◆ PROBLEM TO WORK ON: For every line in the records below that holds "通知方法は", make a copy.

◆ DATA EXCERPTS:
Content starts
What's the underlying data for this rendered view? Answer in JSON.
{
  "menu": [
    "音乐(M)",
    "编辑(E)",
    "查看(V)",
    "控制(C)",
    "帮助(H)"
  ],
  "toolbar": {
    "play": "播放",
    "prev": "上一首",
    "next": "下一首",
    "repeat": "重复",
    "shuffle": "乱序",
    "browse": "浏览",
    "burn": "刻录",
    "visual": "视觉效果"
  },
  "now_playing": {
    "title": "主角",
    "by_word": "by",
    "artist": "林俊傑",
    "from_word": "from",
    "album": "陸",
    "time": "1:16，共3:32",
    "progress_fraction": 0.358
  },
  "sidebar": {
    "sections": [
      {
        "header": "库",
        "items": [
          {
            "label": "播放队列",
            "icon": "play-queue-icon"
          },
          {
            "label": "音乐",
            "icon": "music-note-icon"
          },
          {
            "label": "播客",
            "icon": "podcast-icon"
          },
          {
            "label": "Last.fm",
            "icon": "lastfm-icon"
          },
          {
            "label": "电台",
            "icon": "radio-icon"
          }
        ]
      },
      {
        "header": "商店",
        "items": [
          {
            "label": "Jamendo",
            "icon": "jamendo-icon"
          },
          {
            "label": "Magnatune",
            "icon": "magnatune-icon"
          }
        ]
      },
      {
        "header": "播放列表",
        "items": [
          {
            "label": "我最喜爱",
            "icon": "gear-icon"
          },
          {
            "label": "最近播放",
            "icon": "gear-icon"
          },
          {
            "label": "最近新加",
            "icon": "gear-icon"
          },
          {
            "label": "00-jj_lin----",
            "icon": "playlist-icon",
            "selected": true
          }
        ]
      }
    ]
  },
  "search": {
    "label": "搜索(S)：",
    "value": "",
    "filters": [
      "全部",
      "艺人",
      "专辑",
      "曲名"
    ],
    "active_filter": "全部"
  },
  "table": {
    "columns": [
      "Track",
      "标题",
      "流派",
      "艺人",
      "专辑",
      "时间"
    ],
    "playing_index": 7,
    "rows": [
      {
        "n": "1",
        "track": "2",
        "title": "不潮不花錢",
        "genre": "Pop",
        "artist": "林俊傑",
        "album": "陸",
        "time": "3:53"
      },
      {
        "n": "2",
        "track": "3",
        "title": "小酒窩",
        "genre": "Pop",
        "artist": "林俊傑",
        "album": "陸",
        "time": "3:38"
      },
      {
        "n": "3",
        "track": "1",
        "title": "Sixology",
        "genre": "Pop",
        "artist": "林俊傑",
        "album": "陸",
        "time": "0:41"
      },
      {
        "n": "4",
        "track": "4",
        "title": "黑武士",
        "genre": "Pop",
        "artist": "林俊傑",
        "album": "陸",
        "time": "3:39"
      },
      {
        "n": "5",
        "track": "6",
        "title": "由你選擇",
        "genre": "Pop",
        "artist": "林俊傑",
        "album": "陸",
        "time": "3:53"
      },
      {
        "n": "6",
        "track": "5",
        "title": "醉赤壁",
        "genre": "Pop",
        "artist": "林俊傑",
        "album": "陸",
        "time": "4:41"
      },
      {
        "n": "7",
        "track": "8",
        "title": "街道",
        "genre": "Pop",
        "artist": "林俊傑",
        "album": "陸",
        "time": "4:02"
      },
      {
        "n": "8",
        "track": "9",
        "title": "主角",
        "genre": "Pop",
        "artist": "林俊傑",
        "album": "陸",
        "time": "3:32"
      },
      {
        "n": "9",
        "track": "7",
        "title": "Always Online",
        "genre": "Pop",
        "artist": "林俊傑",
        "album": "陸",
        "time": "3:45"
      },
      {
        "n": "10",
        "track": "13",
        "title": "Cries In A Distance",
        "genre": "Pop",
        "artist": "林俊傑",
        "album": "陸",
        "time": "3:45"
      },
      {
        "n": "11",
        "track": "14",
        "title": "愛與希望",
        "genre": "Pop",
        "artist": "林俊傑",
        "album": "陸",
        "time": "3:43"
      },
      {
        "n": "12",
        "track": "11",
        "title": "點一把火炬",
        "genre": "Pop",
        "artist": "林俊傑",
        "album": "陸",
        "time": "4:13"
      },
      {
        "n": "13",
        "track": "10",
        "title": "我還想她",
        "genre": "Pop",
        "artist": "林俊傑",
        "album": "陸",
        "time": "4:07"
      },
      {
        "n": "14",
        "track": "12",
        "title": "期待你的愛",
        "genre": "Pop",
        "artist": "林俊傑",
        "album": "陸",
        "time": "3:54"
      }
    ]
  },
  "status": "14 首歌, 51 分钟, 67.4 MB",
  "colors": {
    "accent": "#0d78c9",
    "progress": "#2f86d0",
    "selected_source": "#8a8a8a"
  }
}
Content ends
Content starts
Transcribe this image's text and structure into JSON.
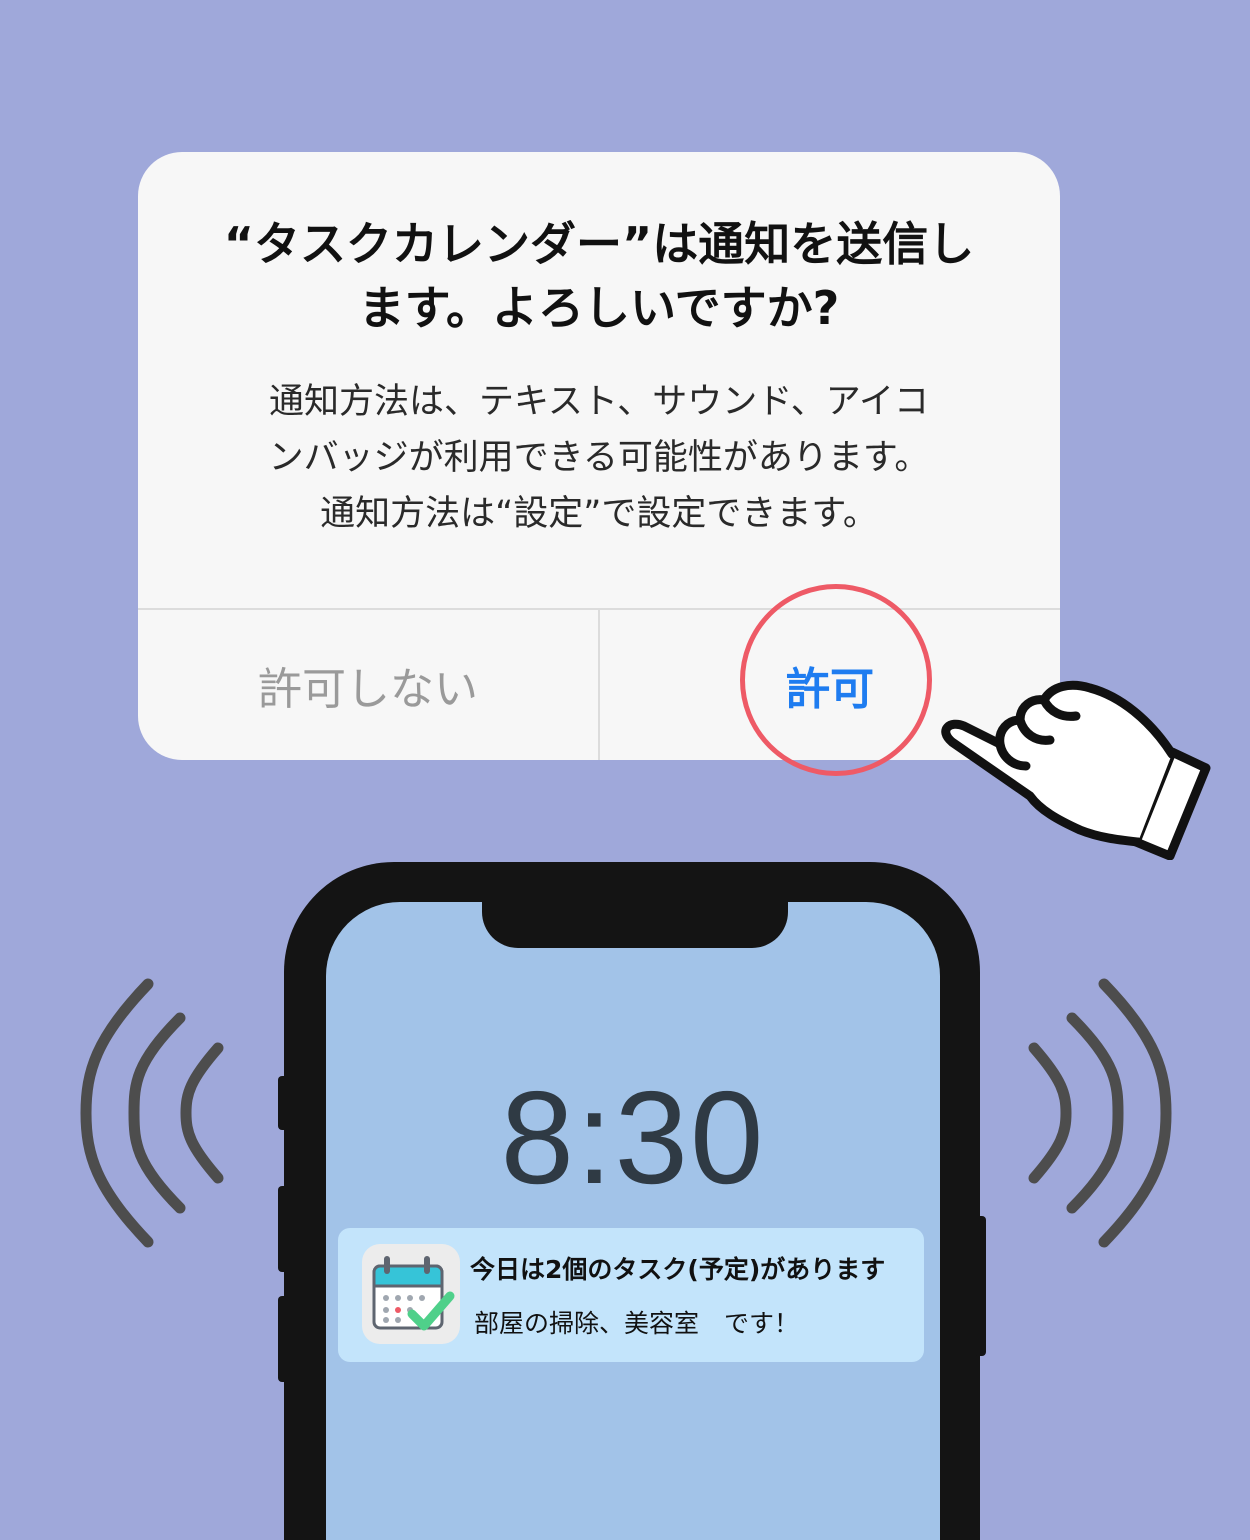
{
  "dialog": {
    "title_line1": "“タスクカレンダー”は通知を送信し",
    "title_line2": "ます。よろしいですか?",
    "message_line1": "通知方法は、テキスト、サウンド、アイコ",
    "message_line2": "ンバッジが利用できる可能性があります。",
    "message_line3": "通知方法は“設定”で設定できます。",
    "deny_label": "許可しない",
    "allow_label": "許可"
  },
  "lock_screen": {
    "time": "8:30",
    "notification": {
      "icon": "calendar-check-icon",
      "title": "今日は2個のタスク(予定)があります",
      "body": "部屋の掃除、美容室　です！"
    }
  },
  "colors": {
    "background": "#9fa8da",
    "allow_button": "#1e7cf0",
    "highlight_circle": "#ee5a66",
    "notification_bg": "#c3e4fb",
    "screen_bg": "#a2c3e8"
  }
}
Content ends
◆ WRITTEN RESPONSE:
    "message_line1": "通知方法は、テキスト、サウンド、アイコ",
    "message_line3": "通知方法は“設定”で設定できます。",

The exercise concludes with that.